    The Third Circuit’s decision last month in W.R. Grace contains valuable lessons for insurers on the benefits that can be obtained by a third-party injunction issued under Section 524(g)(4) of the Bankruptcy Code, say Craig Goldblatt and Nancy Manzer of WilmerHale.

  • Q&A

    A Chat With Faegre Client Development Chief Melanie Green

    Melanie Green

    In this monthly series, Amanda Brady of Major Lindsey & Africa interviews management from top law firms about the increasingly competitive business environment. Here we feature Melanie Green, chief client development officer at Faegre Baker Daniels LLP.

  • Guest Feature

    Tom Mesereau Talks MJ, Cosby, Unconventional Choices

    Randy Maniloff

    Tom Mesereau may be recently recognizable as one of the attorneys who defended Bill Cosby, but his biggest claim to fame is successfully defending Michael Jackson in 2005. On the eve of what would have been the King of Pop’s 60th birthday, Randy Maniloff, of White and Williams LLP, spoke to Mesereau about his unconventional path to a remarkable career.

  • Why State Marijuana-Impaired Driving Laws Need Reform

    Ian Stewart

    Because current state laws relating to marijuana-impaired driving lack an objective impairment standard, only those who clearly demonstrate impaired driving are likely to be prosecuted and convicted, says Ian Stewart of Wilson Elser Moskowitz Edelman & Dicker LLP.

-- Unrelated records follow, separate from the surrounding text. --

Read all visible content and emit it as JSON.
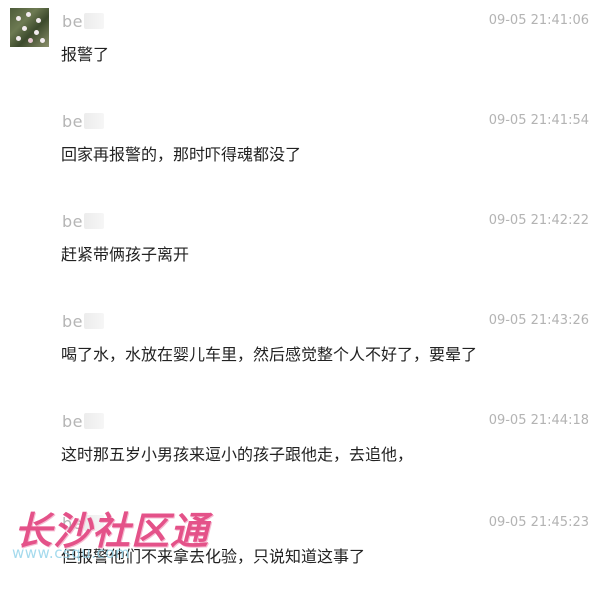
{
  "messages": [
    {
      "sender": "be",
      "time": "09-05 21:41:06",
      "text": "报警了"
    },
    {
      "sender": "be",
      "time": "09-05 21:41:54",
      "text": "回家再报警的，那时吓得魂都没了"
    },
    {
      "sender": "be",
      "time": "09-05 21:42:22",
      "text": "赶紧带俩孩子离开"
    },
    {
      "sender": "be",
      "time": "09-05 21:43:26",
      "text": "喝了水，水放在婴儿车里，然后感觉整个人不好了，要晕了"
    },
    {
      "sender": "be",
      "time": "09-05 21:44:18",
      "text": "这时那五岁小男孩来逗小的孩子跟他走，去追他，"
    },
    {
      "sender": "be",
      "time": "09-05 21:45:23",
      "text": "但报警他们不来拿去化验，只说知道这事了"
    }
  ],
  "watermark": {
    "title": "长沙社区通",
    "url": "www.csqu.com"
  },
  "icons": {
    "avatar": "avatar-flower-photo"
  }
}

  • Why The 3rd Circ. Allowed Removal In Encompass

    Brittany Wakim

    The Third Circuit recently ruled in Encompass v. Stone Mansions that a defendant can remove a case to federal court on the basis of diversity jurisdiction before the plaintiff formally serves the forum state defendant. This may be the first appellate decision on this issue, says Brittany Wakim of Schnader Harrison Segal & Lewis LLP.

  • Q&A

    Back To School: Widener's Rod Smolla Talks Free Speech

    Rodney Smolla

    In this new series featuring law school luminaries, Widener University Delaware Law School dean Rodney Smolla discusses teaching philosophies, his interest in First Amendment law, and arguing before the U.S. Supreme Court in Virginia v. Black.